      Like

  21. Super impressed! They look fantastic. I picked up the pattern along with the denim kit last Friday and can’t wait for the goods to arrive! In the meantime, I’ll be perfecting the pattern fit before I cut the super special kit denim. I have the feeling I might need to make the same back gap adjustment as you did.

    Like

  22. I would definitely have to get a new machine to sew jeans. It struggled through multiple layers while I recently constructed the Alder πŸ˜₯ Christmas is comin’ though! So we’ll see if a new machine, then jeans, is in the future!

    Like

  23. These look amazing!! I don’t think anyone would ever guess that they are handmade as they look so incredibly professional and the fit is better than tons of RTW jeans out there. I am super stoked to try this pattern.
    I am far from a fitting guru, but my guess about the front would be the crotch length. You might need touch more length, but I’m not 100% sure. Honestly, I think they look great as is!

    Like

  24. I’ve been waiting for this post since I found out this pattern was named for you! Your jeans really look incredible. I am so impressed by your top stitching! I have never made jeans before and I am very excited to try this pattern (next spring when I am out of maternity wear!)

    Like

  25. Awesome!!! I have a feeling this pattern is going to start a jeans-sewing revolution, if it hasn’t already. Yours came out really well and look totally RTW, in a good way. Congrats on tackling such a huge project and a personal sewing fear! I can’t wait to give this pattern a try, you know, after I finish all my WIPs, ha. πŸ™‚

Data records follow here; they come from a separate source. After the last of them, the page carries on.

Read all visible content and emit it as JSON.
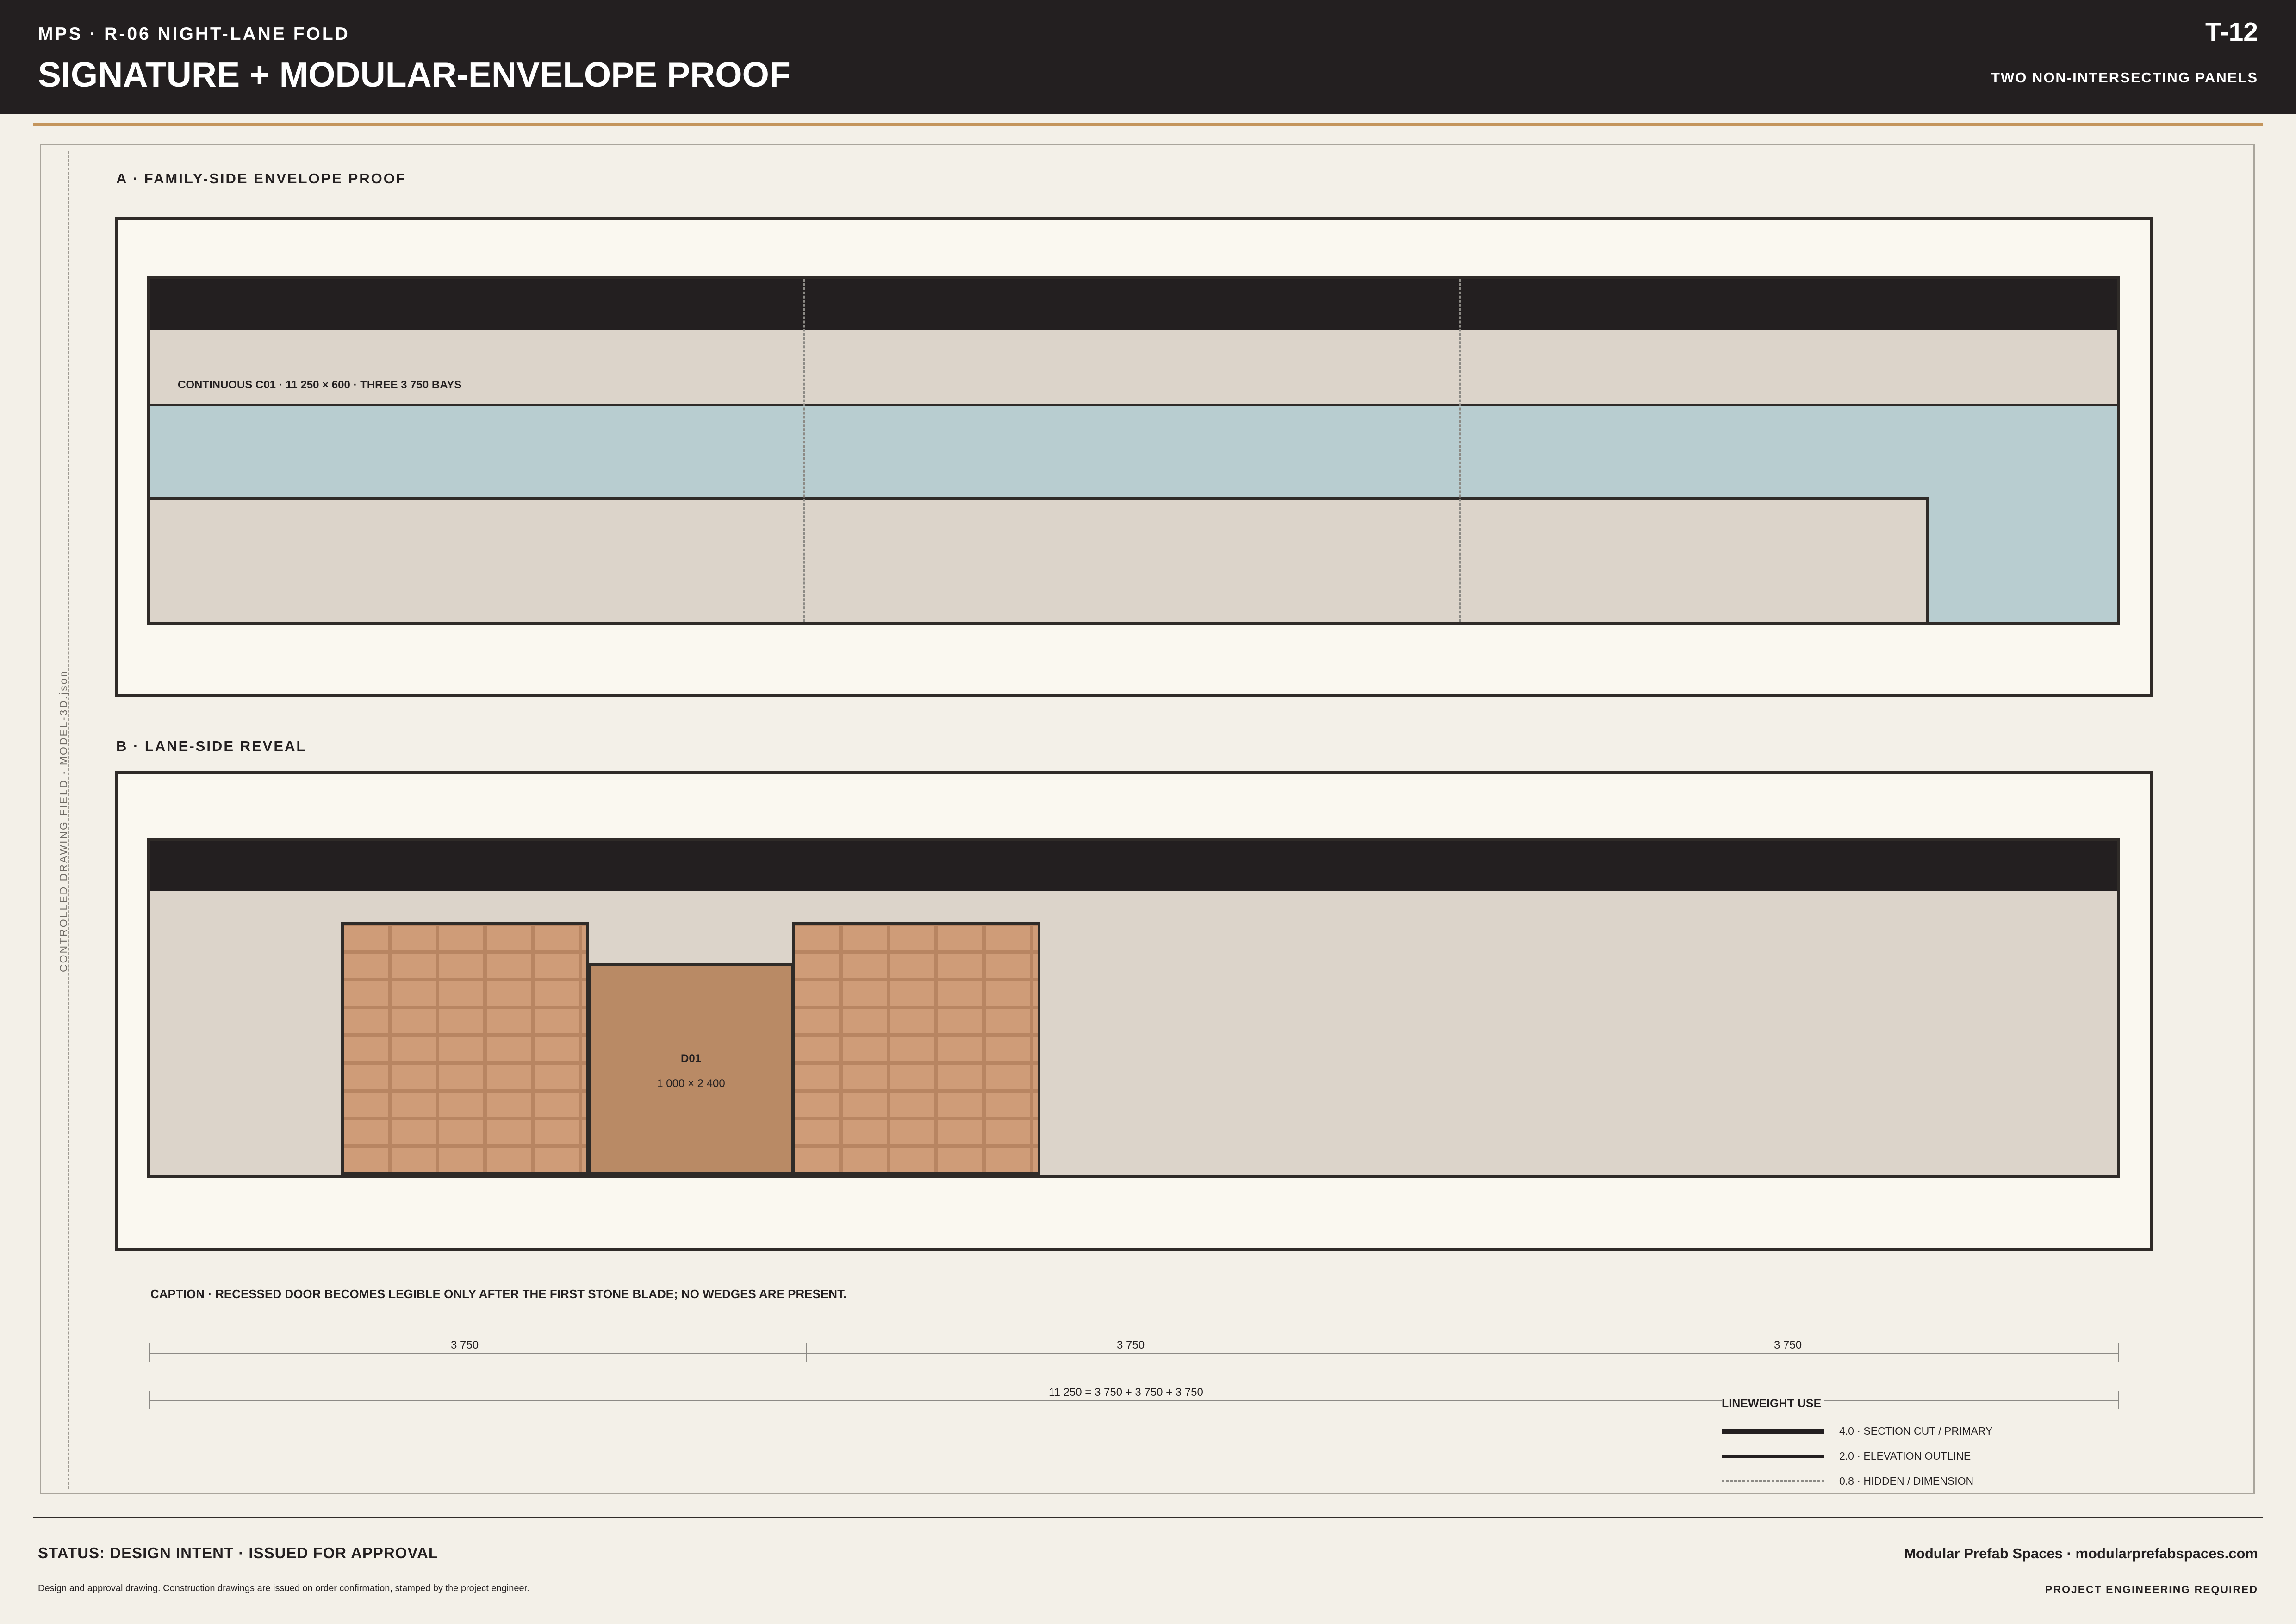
{
  "header": {
    "project": "MPS · R-06 NIGHT-LANE FOLD",
    "title": "SIGNATURE + MODULAR-ENVELOPE PROOF",
    "sheet_number": "T-12",
    "subtitle": "TWO NON-INTERSECTING PANELS"
  },
  "side_label": "CONTROLLED DRAWING FIELD · MODEL-3D.json",
  "panel_a": {
    "title": "A · FAMILY-SIDE ENVELOPE PROOF",
    "band_label": "CONTINUOUS C01 · 11 250 × 600 · THREE 3 750 BAYS"
  },
  "panel_b": {
    "title": "B · LANE-SIDE REVEAL",
    "door_id": "D01",
    "door_size": "1 000 × 2 400"
  },
  "caption": "CAPTION · RECESSED DOOR BECOMES LEGIBLE ONLY AFTER THE FIRST STONE BLADE; NO WEDGES ARE PRESENT.",
  "dimensions": {
    "bays": [
      "3 750",
      "3 750",
      "3 750"
    ],
    "total": "11 250 = 3 750 + 3 750 + 3 750"
  },
  "legend": {
    "title": "LINEWEIGHT USE",
    "items": [
      {
        "label": "4.0 · SECTION CUT / PRIMARY",
        "style": "solid-heavy"
      },
      {
        "label": "2.0 · ELEVATION OUTLINE",
        "style": "solid"
      },
      {
        "label": "0.8 · HIDDEN / DIMENSION",
        "style": "dashed"
      }
    ]
  },
  "footer": {
    "status": "STATUS: DESIGN INTENT · ISSUED FOR APPROVAL",
    "disclaimer": "Design and approval drawing. Construction drawings are issued on order confirmation, stamped by the project engineer.",
    "company": "Modular Prefab Spaces · modularprefabspaces.com",
    "engineering": "PROJECT ENGINEERING REQUIRED"
  },
  "colors": {
    "ink": "#231f20",
    "paper": "#f3f0e8",
    "panel": "#faf8f0",
    "cladding": "#dcd4ca",
    "glazing": "#b8cdd0",
    "module": "#cf9c78",
    "door": "#b98a65",
    "accent": "#c4955c"
  }
}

    Like

  26. They look AMAZING! Excellent work, girlfriend! I’m super impressed with your topstitching. Everything looks perfect – yes, they look REAL! I’m definitely planning on purchasing this pattern in the future (but not until I finish up some of the stuff that’s currently going on).

    Like

  27. These look so good for your first pair! Congratulations!
    I am learning to make my own jeans/trousers because I’m taller than average and have a smaller waist so even my attempts at jeans are a bit better than store-bought. I was also tired of the crotch whiskers or bagginess I was getting in RTW.
    I think I’m with you in the Bras being scariest to sew department.

    Like

    • It’s easy to get overwhelmed and lose confidence, isn’t it? But it’s so worth it to try things that are difficult… you get so much of a thrill from getting to the end of the project!

      Like

Got something to say?

Fill in your details below or click an icon to log in:

WordPress.com Logo

You are commenting using your WordPress.com account. Log Out / Change )

Twitter picture

You are commenting using your Twitter account. Log Out / Change )

Facebook photo

You are commenting using your Facebook account. Log Out / Change )

Google+ photo

You are commenting using your Google+ account. Log Out / Change )

Connecting to %s

%d bloggers like this: